§ Problem description
Go through the material below and return each line with the string "Cadastro" in it.

§ Working data
>>>>>

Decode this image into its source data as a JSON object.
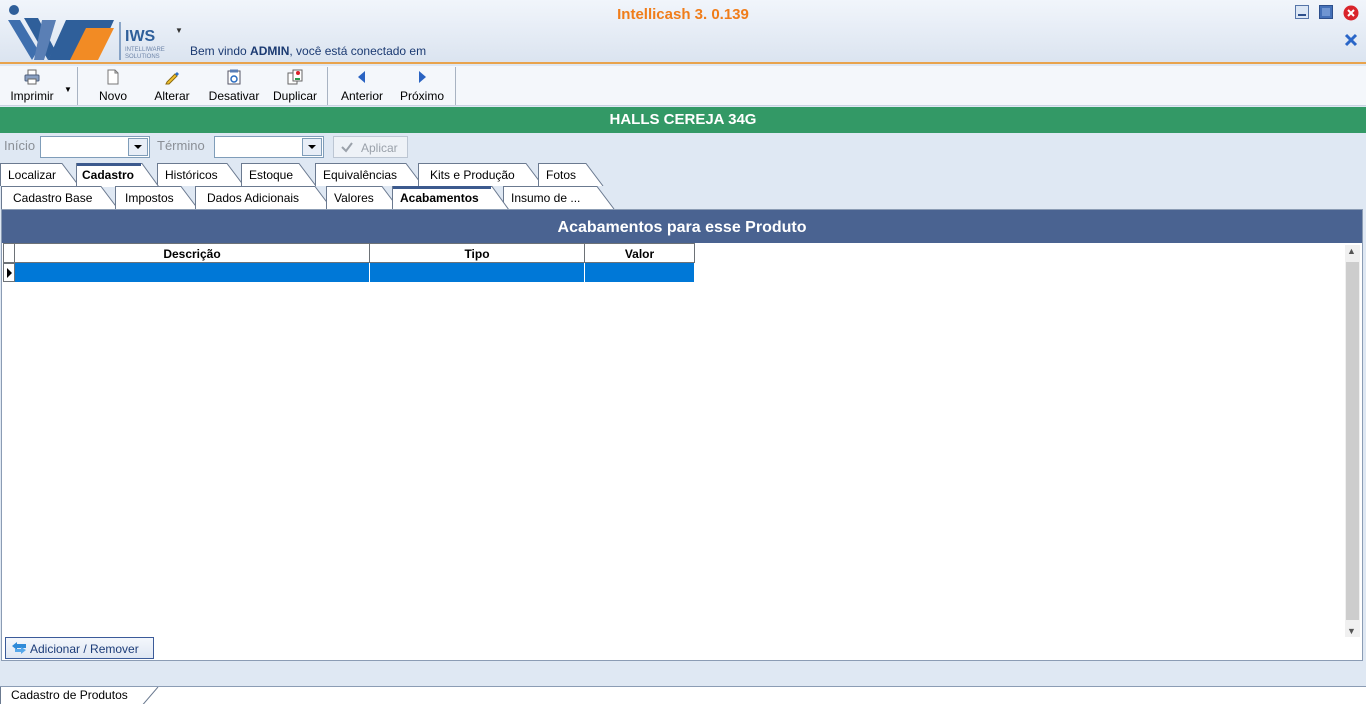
{
  "app": {
    "title": "Intellicash 3. 0.139",
    "logo_text": "IWS",
    "logo_sub1": "INTELLIWARE",
    "logo_sub2": "SOLUTIONS",
    "welcome_prefix": "Bem vindo ",
    "welcome_user": "ADMIN",
    "welcome_suffix": ", você está conectado em"
  },
  "toolbar": {
    "print": "Imprimir",
    "new": "Novo",
    "edit": "Alterar",
    "deactivate": "Desativar",
    "duplicate": "Duplicar",
    "previous": "Anterior",
    "next": "Próximo"
  },
  "product": {
    "name": "HALLS CEREJA 34G"
  },
  "filter": {
    "start_label": "Início",
    "end_label": "Término",
    "apply_label": "Aplicar",
    "start_value": "",
    "end_value": ""
  },
  "tabs_main": [
    {
      "label": "Localizar"
    },
    {
      "label": "Cadastro"
    },
    {
      "label": "Históricos"
    },
    {
      "label": "Estoque"
    },
    {
      "label": "Equivalências"
    },
    {
      "label": "Kits e Produção"
    },
    {
      "label": "Fotos"
    }
  ],
  "tabs_sub": [
    {
      "label": "Cadastro Base"
    },
    {
      "label": "Impostos"
    },
    {
      "label": "Dados Adicionais"
    },
    {
      "label": "Valores"
    },
    {
      "label": "Acabamentos"
    },
    {
      "label": "Insumo de ..."
    }
  ],
  "panel": {
    "title": "Acabamentos para esse Produto",
    "columns": [
      "Descrição",
      "Tipo",
      "Valor"
    ],
    "rows": [
      {
        "descricao": "",
        "tipo": "",
        "valor": ""
      }
    ],
    "add_remove_label": "Adicionar / Remover"
  },
  "bottom_tab": {
    "label": "Cadastro de Produtos"
  },
  "colors": {
    "accent_orange": "#f07d1a",
    "product_green": "#339966",
    "panel_header": "#4a6391",
    "selection_blue": "#0078d7"
  },
  "icons": [
    "printer-icon",
    "new-document-icon",
    "pencil-icon",
    "deactivate-icon",
    "duplicate-icon",
    "arrow-left-icon",
    "arrow-right-icon",
    "checkmark-icon",
    "swap-arrows-icon",
    "minimize-icon",
    "maximize-icon",
    "close-icon"
  ]
}
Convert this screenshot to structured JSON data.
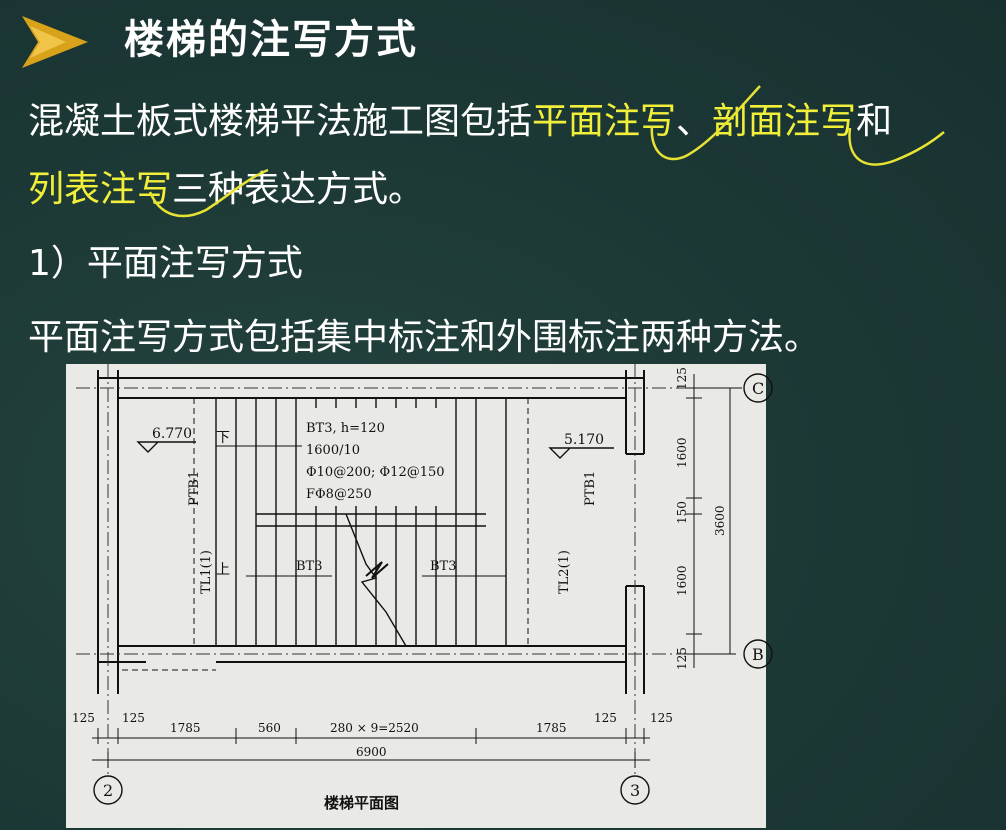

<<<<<

§ Response area
      "label": "Cadastro"
      "label": "Cadastro Base"
    "label": "Cadastro de Produtos"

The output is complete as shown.